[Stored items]
□ □ □ □ □ □ □
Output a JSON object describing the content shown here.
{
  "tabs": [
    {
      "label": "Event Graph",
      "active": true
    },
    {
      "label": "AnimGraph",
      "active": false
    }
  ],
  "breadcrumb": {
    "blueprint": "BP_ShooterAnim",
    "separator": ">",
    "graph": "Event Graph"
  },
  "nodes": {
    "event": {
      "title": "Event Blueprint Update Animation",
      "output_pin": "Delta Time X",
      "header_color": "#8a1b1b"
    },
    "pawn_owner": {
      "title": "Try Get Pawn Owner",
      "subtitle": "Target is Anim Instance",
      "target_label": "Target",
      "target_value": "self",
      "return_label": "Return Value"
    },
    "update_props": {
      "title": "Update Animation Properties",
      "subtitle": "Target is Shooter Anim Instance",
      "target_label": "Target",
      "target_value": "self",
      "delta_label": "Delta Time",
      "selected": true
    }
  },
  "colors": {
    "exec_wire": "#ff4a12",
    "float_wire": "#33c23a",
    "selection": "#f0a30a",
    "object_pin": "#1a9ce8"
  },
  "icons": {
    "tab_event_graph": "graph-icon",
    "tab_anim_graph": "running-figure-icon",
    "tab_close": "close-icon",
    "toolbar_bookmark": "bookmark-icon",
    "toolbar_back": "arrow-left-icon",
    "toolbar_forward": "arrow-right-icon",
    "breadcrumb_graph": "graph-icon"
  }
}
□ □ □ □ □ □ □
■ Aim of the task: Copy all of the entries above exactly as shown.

■ Task response:
Output a JSON object describing the content shown here.
{
  "tabs": [
    {
      "label": "Event Graph",
      "active": true
    },
    {
      "label": "AnimGraph",
      "active": false
    }
  ],
  "breadcrumb": {
    "blueprint": "BP_ShooterAnim",
    "separator": ">",
    "graph": "Event Graph"
  },
  "nodes": {
    "event": {
      "title": "Event Blueprint Update Animation",
      "output_pin": "Delta Time X",
      "header_color": "#8a1b1b"
    },
    "pawn_owner": {
      "title": "Try Get Pawn Owner",
      "subtitle": "Target is Anim Instance",
      "target_label": "Target",
      "target_value": "self",
      "return_label": "Return Value"
    },
    "update_props": {
      "title": "Update Animation Properties",
      "subtitle": "Target is Shooter Anim Instance",
      "target_label": "Target",
      "target_value": "self",
      "delta_label": "Delta Time",
      "selected": true
    }
  },
  "colors": {
    "exec_wire": "#ff4a12",
    "float_wire": "#33c23a",
    "selection": "#f0a30a",
    "object_pin": "#1a9ce8"
  },
  "icons": {
    "tab_event_graph": "graph-icon",
    "tab_anim_graph": "running-figure-icon",
    "tab_close": "close-icon",
    "toolbar_bookmark": "bookmark-icon",
    "toolbar_back": "arrow-left-icon",
    "toolbar_forward": "arrow-right-icon",
    "breadcrumb_graph": "graph-icon"
  }
}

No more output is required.